- You’ll need one or more International Driving Permits, although you do not need an IDP for the Republic of Ireland. IDPs can be obtained from the Post Office, and currently cost £5.50 each. You can find out more detail on the exact IDP you require and any special conditions relating to the country you will be driving in on the government website.
- EU GB number plates will no longer be valid. These are plates with a “GB” country identifier (or other UK variations, e.g. Cymru) surrounded by the EU star design.
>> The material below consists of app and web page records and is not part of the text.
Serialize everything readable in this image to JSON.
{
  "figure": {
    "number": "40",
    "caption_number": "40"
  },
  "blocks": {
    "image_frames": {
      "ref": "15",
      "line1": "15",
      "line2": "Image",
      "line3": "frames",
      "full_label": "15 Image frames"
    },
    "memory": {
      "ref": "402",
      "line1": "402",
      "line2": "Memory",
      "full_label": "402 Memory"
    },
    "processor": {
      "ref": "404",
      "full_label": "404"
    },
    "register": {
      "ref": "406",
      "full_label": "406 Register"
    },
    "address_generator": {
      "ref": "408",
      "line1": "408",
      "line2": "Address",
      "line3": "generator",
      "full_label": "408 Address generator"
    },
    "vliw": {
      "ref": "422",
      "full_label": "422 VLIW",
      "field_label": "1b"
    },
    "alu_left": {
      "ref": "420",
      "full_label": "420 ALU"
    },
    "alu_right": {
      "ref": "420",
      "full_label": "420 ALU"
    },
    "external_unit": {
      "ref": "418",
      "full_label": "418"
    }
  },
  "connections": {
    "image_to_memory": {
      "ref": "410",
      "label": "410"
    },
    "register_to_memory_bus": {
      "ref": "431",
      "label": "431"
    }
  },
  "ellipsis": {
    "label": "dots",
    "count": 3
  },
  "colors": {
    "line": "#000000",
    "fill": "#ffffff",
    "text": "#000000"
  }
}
You will need to have a GB (or other UK variation) sticker or a number plate without the EU stars.
** You will need a Green Card if you are driving to any of the following:
Andorra, Austria, Belgium, Bulgaria, Croatia, Cyprus, Czech Republic, Denmark, Estonia, Finland, France, Germany, Greece, Hungary, Iceland, Italy, Latvia, Liechtenstein, Lithuania, Luxembourg, Malta, Netherlands, Norway, Poland, Portugal, Republic of Ireland, Romania, Serbia, Slovakia, Slovenia, Spain, Sweden, and Switzerland.
Taking pets abroad
In recent years, travelling with a pet has become increasingly more popular. Currently, your pet will need an EU pet passport, a microchip, a rabies vaccination and a tapeworm treatment (for dogs). You will also need to travel using an “authorised carrier and an approved route”.
Brexit impact on travelling with pets
- If the UK leaves without a deal, even if you already hold an EU Pet Passport, this will no longer be valid.
- Anyone travelling out after 31 October in the case of a no-deal Brexit may face having to travel without their pet or delaying their trip for at least four months. This is because they would have to ensure pets comply with all the requirements of animals from a an ‘unlisted’ country to travel – a process which takes around four months to complete. The required steps can be found on the government website here.
- You must also take proof of your pet’s vaccination history, their microchipping date and a successful rabies antibody blood test result.
Using your mobile overseas
Current rules mean there are no additional costs to pay for mobile phone calls and using data while visiting countries in the EU – the costs and allowances should mirror those you pay under your contract in the UK. This means you can ‘roam like at home’ while using your mobile phone when travelling within the EU, Norway, Iceland or Liechtenstein.
Brexit impact on overseas mobile usage
However, this flexible arrangement is expected to be scrapped in the event of a no-deal Brexit.
- If it no longer applies, using a smartphone on holiday from 1st November could potentially cost you more however it’s reported that the major UK network operators have no plans to reintroduce roaming charges, whatever the Brexit outcome.
- If you’re travelling abroad after 31st October just check with your network provider what their tariff is for use in the EU, although you’ll find most operators will text you this information every time you land in a new country so you should have all the cost information you need.
We are all in the same boat; currently sat in a period of uncertainty around the future of our relationship with the European Union and the effect this will have on our everyday lives. Our pre-holiday checklist walks you through the basics of what may change with regard to travelling within the EU, and the steps you need to be aware of before embarking on a trip. Happy travelling!